When I was in elementary school, my maternal grandparents did the grand European tour. My Uncle Tom was stationed in Italy at the time, so they had gone to visit him and his family. Afterwards, they traveled around the continent. When they returned, the family gathered for the prerequisite vacation pictures.
In fact, it turned out to be their vacation video. When I was in elementary school, of course, there were no digital videos–Grandma and Grandpa’s 8-millimeter was top-of-the-line technology. So my grandfather and Uncle Rick lugged the projector and screen up from the basement and–with a minimum of profanity–set them up in the dining room. The entire family gathered round, my grandfather threaded the film through the projector (after only four or five tries), and they switched on the grand tour video.
Ten minutes into the video, there was a lot of shifting, muttering, and sideways glances. Finally, Uncle Rick spoke up. “Mom…did you shoot the entire video from the car window?”
Four hours of video–all a blur, all shot out the window of their rental car as they drove along European highways. The video was quickly packed away in the basement, never to be spoken of again.
I thought of that video with each picture I took through the car window as we drove through Seattle. Fortunately, digital photography is quite an improvement on 8mm.
The tall building is the Space Needle. The brightly colored “building” to its right is the Experience Music Pavilion. Some say it looks artistic. I say it looks like the floor of a teen’s bedroom, covered with piles of dirty laundry.
Seattle was our starting point for the trip, but we only spent a few days there.

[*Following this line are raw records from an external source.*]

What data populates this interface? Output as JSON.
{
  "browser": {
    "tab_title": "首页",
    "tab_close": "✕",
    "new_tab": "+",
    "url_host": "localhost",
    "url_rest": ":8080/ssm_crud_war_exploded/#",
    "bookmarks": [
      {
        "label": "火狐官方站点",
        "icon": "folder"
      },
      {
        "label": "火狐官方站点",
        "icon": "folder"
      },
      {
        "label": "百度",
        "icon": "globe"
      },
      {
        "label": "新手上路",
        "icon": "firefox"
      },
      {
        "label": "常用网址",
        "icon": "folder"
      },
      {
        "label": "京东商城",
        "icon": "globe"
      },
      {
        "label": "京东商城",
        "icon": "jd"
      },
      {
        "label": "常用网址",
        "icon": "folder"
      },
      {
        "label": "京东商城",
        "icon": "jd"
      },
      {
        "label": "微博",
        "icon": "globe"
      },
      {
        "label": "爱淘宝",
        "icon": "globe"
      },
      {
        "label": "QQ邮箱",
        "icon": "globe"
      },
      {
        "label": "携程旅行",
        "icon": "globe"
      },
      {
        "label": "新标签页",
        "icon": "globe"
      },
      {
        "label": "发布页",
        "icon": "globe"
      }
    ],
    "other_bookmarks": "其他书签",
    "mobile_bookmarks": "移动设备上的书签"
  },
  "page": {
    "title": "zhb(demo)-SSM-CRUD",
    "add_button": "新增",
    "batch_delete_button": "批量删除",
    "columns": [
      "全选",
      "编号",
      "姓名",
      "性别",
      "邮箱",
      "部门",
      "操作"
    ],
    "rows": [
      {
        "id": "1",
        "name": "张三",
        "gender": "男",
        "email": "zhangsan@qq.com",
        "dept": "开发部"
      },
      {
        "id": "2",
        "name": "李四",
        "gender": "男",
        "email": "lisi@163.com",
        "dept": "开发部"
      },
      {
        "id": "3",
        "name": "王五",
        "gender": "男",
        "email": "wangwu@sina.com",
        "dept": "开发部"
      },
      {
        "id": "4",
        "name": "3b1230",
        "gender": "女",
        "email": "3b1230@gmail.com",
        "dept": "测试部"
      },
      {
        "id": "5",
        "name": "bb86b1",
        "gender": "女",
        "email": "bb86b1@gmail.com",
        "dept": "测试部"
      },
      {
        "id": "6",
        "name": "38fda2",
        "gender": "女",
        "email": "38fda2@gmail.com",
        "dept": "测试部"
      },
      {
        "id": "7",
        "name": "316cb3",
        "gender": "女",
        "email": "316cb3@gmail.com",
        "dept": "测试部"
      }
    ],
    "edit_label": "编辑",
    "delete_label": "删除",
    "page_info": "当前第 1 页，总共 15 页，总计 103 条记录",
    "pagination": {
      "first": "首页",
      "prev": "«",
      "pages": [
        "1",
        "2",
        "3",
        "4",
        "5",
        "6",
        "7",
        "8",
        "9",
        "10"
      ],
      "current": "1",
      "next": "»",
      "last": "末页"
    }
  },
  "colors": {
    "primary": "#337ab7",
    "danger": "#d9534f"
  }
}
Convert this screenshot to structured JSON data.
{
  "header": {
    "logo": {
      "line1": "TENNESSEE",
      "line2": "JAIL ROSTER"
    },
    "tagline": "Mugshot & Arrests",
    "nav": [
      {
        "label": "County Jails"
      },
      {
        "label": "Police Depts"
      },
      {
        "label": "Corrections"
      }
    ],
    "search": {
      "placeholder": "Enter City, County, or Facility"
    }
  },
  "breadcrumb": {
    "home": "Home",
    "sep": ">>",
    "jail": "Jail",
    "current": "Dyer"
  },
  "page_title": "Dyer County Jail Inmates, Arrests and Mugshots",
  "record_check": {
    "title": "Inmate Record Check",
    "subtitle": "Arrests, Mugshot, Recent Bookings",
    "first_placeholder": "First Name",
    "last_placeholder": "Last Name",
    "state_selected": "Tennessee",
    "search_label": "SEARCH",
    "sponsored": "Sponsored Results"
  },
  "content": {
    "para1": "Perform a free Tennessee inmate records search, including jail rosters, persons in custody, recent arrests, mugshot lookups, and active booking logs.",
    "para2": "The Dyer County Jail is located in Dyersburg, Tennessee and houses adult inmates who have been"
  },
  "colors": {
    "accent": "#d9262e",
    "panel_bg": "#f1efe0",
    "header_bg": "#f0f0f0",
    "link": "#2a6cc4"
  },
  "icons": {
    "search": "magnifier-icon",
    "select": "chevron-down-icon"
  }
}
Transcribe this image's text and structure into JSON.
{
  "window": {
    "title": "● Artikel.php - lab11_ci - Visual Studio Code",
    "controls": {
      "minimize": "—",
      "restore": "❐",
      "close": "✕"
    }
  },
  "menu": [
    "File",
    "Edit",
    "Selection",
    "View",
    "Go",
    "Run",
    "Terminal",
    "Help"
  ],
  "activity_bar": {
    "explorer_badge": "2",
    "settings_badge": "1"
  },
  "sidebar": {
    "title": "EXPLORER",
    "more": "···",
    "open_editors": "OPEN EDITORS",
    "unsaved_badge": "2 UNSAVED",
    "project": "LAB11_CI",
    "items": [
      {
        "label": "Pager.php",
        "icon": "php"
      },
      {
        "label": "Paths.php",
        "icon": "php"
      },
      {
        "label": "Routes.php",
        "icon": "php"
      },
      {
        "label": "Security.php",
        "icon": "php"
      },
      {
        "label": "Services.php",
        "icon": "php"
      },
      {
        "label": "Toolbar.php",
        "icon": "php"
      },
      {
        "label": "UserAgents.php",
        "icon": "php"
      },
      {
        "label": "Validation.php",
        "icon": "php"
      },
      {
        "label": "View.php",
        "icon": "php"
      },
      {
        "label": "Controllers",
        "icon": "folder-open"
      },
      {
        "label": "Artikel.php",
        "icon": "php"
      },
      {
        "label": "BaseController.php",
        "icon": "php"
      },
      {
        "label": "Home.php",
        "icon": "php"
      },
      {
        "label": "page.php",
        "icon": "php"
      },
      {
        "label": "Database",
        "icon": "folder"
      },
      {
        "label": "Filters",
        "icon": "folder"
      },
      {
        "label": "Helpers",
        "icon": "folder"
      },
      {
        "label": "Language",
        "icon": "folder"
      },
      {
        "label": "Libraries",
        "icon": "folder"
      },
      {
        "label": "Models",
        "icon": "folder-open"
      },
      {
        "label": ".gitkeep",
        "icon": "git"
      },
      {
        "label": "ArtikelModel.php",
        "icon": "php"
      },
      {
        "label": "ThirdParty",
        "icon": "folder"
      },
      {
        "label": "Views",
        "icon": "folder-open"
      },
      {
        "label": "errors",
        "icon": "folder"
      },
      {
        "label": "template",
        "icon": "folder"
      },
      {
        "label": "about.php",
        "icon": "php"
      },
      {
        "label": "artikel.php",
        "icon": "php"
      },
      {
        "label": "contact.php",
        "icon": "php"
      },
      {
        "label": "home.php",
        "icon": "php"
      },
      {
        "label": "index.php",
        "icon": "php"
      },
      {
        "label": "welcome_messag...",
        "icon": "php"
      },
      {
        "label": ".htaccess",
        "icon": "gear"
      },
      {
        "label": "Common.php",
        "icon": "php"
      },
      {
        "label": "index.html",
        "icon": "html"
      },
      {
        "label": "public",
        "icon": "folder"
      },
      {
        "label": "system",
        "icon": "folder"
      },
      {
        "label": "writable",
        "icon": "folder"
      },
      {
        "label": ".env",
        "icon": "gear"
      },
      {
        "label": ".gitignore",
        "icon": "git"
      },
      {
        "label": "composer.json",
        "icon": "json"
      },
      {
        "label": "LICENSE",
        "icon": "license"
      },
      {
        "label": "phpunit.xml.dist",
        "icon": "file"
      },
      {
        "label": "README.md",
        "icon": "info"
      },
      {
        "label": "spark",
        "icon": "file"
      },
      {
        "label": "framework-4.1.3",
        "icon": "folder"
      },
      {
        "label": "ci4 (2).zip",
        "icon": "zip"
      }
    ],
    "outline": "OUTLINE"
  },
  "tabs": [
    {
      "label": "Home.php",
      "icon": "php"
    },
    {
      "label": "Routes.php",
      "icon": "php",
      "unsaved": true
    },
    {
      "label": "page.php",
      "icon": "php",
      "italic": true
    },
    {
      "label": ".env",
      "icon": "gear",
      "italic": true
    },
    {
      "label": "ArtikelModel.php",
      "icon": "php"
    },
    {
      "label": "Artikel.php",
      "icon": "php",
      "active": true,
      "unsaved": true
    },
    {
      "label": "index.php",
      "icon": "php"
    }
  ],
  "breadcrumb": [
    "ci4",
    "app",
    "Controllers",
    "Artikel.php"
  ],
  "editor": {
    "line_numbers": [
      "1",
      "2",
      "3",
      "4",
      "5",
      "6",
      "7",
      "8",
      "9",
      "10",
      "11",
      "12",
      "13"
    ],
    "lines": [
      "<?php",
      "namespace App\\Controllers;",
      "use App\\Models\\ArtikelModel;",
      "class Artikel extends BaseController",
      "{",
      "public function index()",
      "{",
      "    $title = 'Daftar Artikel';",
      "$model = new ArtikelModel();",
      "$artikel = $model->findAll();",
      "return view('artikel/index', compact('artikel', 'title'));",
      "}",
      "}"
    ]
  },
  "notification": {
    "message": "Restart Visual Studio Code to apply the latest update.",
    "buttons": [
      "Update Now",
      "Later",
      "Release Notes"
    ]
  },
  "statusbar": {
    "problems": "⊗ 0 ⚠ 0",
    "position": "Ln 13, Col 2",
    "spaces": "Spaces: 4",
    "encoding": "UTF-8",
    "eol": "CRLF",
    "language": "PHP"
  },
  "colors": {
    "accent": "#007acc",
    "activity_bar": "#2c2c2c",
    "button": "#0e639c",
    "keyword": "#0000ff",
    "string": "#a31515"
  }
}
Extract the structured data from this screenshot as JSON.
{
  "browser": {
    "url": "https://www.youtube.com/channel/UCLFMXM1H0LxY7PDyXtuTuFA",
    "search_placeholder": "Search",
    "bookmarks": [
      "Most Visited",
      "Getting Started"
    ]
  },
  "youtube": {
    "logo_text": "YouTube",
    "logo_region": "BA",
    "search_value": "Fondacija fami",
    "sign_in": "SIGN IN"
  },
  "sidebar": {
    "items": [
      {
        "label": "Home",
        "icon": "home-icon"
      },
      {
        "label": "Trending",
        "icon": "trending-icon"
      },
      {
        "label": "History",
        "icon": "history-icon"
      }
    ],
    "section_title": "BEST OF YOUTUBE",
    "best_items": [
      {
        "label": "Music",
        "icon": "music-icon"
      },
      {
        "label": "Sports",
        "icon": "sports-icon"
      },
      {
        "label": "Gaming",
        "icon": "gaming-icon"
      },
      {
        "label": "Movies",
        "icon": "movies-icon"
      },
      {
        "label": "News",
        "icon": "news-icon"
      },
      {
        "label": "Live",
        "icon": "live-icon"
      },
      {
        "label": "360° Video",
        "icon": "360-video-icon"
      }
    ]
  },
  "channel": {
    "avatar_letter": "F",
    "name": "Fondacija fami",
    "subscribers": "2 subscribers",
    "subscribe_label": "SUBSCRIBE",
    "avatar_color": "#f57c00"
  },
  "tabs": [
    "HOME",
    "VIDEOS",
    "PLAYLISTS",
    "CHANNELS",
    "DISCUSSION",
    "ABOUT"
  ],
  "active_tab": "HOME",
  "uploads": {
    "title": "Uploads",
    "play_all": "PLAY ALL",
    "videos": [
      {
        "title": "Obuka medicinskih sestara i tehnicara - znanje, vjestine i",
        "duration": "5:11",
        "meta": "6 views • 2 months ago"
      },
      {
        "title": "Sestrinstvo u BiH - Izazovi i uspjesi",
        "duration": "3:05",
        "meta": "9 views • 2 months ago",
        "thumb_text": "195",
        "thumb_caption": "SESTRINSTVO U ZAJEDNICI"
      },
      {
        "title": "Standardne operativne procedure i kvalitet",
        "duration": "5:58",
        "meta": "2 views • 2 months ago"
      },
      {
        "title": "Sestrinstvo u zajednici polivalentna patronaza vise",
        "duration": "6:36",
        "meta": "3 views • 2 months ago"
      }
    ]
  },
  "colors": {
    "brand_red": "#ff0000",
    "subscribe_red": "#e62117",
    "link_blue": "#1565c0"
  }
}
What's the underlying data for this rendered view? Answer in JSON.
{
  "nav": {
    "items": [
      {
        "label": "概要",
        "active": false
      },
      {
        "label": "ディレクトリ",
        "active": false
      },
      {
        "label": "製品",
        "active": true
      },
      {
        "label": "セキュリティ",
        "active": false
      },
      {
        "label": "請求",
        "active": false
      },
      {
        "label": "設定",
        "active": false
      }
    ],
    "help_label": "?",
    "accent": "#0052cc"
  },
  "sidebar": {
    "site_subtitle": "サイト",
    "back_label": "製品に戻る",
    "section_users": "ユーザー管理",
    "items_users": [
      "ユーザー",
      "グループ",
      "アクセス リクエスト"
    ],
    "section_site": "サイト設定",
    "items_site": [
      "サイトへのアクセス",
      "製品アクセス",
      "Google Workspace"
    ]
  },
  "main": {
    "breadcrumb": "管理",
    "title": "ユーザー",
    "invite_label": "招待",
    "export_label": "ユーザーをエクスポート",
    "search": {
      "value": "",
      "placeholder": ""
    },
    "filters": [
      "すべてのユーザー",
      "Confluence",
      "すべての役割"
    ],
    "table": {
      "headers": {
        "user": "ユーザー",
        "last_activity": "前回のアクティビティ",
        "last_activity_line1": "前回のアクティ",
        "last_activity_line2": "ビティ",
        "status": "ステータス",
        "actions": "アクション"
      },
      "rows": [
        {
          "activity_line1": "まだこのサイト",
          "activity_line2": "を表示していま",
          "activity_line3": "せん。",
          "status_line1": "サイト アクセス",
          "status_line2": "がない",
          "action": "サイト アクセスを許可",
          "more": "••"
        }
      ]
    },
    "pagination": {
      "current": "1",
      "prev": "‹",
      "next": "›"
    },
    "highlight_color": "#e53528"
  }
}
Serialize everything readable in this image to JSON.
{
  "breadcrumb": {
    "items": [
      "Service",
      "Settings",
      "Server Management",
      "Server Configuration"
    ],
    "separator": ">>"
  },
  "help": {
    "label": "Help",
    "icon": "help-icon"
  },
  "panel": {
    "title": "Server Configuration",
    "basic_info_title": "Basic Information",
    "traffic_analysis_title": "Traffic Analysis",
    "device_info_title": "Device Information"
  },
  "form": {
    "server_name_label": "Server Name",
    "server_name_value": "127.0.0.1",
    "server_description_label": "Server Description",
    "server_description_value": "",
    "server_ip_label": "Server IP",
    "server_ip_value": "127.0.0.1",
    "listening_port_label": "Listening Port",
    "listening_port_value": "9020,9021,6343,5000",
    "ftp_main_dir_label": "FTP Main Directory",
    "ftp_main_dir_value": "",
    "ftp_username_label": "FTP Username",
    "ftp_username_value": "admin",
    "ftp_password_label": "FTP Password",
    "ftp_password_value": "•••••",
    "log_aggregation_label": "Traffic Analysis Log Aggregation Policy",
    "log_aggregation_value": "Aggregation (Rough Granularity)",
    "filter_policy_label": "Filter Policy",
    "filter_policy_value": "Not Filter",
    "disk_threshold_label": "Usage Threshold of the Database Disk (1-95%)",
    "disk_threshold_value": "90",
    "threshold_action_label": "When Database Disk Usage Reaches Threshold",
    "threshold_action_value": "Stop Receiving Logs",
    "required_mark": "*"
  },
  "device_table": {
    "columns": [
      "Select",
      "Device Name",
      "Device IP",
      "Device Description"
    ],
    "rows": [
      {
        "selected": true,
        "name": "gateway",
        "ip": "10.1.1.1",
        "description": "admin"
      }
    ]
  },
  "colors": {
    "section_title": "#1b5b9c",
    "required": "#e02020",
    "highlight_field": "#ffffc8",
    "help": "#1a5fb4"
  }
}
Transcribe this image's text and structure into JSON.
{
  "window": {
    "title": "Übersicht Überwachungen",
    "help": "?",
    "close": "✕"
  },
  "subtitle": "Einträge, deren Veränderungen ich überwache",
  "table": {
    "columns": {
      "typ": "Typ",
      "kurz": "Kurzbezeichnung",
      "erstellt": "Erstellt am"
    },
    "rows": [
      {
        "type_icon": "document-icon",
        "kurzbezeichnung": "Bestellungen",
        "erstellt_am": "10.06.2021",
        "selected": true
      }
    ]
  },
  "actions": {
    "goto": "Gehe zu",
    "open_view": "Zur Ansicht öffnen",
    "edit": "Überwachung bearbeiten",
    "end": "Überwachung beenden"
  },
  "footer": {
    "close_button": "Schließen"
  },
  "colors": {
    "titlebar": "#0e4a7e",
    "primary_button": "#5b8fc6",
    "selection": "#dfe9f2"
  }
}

Then we headed up to north Washington…and the scenery was even better.